An expectant Iowa mom who was using an app to monitor her baby's kicks wound up saving the child's life when she detected an issue with the fetus' movement in the womb.
“We could have been grieving instead of having a healthy baby," Emily Eekhoff told InsideEdition.com.
After first using the "Count the Kicks" app before her son Liam was born two years ago, Eekhoff decided to utilize it again for her second pregnancy.

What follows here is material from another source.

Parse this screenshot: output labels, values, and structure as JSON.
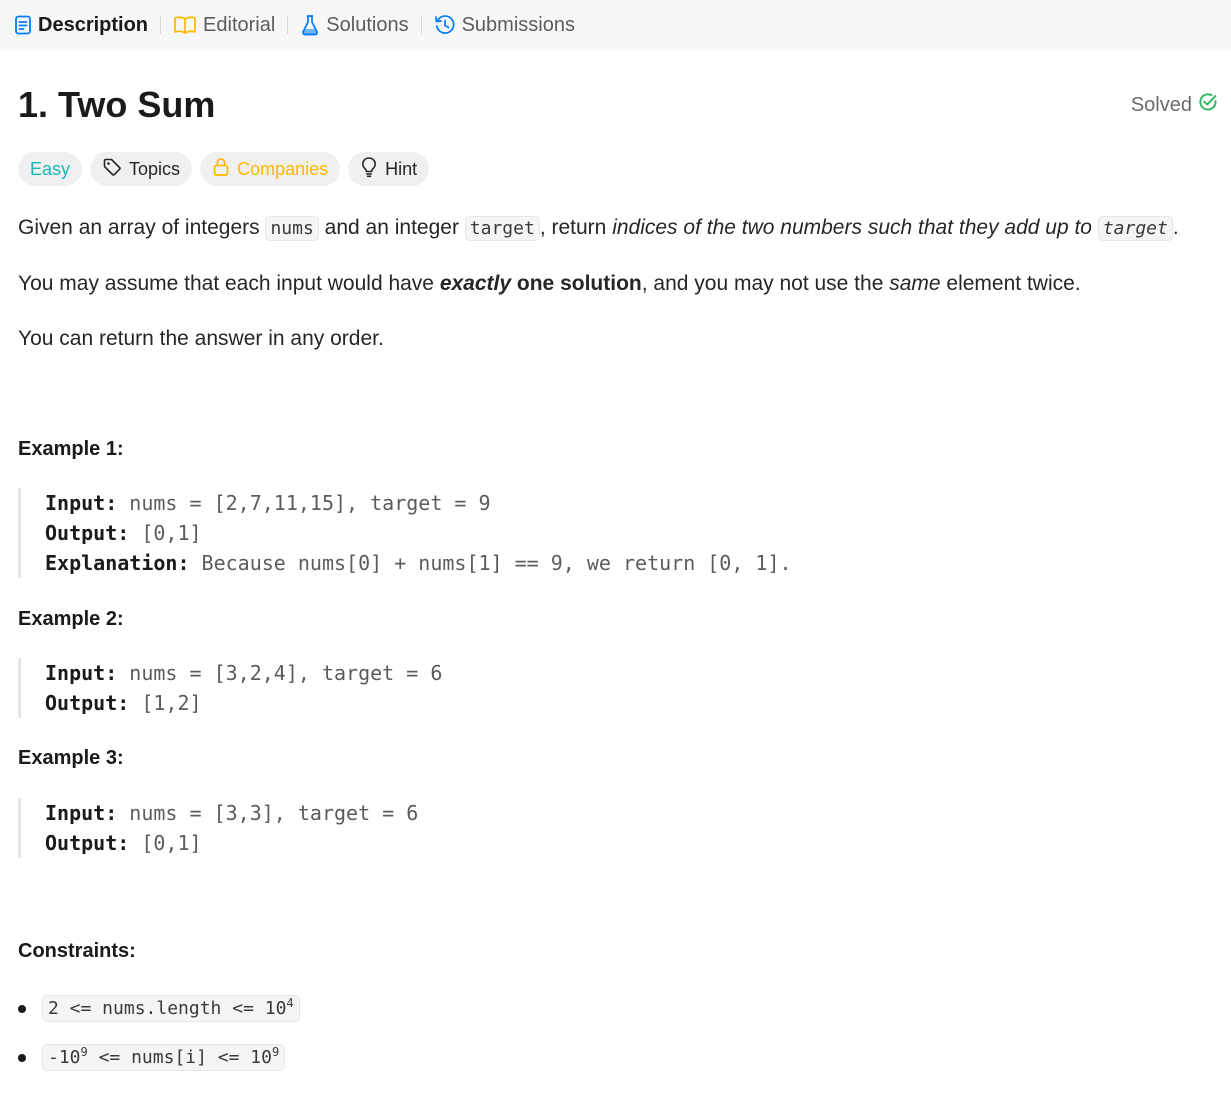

The purpose of the "Count the Kicks" app is to count the movements that a baby makes when the mother begins her third trimester. The mother marks each movement on the app as a “kick” and continues to count these movements until the baby reaches ten kicks for the day. With the information logged into the app each day, it will record your results and show the baby’s movement pattern. The pattern should remain consistent.
But when Eekhoff used the app at 33 weeks, the pattern of her unborn baby girl was bizarre and worrisome.
“Normally any time I would sit she would start to get active and usually I could get 10 kicks in under 10 minutes," she said. “Lunch time I tried to do a count and sitting down I got maybe three kicks in a half hour which was unusual for sure.”
Eekhoff decided to take a visit to the Mercy Medical Center in Des Moines to see what was happening.
“It was so different and I wasn’t sure what to do exactly so I was just focused on trying to get her to move that I didn’t think too much of what could be going on necessarily, Eekhoff said.
Within six hours, Eekhoff discovered her baby was in distress, after she didn’t move during an ultrasound, and had an emergency C-section. Eekhoff says the umbilical cord was wrapped around her newborn Ruby’s neck three times and her coloring was dark.
With the help of oxygen, she began to regain her color and she stayed in the NICU for 20 days.
Ruby, now 1-month-old is doing well, although she was born seven weeks early.
Lori Mortensen of Le Photo Design captured photos of the family and baby Ruby.
“It’s hard to know what could have been, but based on doctors, one more day she likely wouldn’t have been alive,” Eekhoff said. “We had a couple weeks to go so we’re wrapping our heads around that she’s here.”
“Count the Kicks” was created in 2009 by a group of five women who lost their daughters to stillbirth or early death. Their mission is to prevent these types of losses for other parents.
Emily Price, the executive director of “Count the Kicks,” says the app has reduced the stillborn rate in Iowa by 26 percent in Iowa while the country’s stillbirth rate remains stagnant.
“It’s a life-saving tool [mothers] can get in the palm of their hands,” Price said. “We would like to get it in all 50 states.”
Eekhoff says the app is easy to use and if something is wrong, mothers can inform doctors of their baby's movement patterns with confidence. She has also met with some of the mothers who created the app.
“They thanked me a lot, but I didn’t do anything," Eekhoff said. "They should be the ones that should be thanked or else our story would have been totally different. We’re so grateful for what they’re doing.”
Price says 24,000 babies are stillborn every year and “Count the Kicks” provides mothers with the opportunity to create a bond with their babies and gives moms the chance to speak up if they notice a change.
"We know we saved babies," Price said. "Ruby’s not the first and she’s not the only one... it could ultimately save your baby’s life.”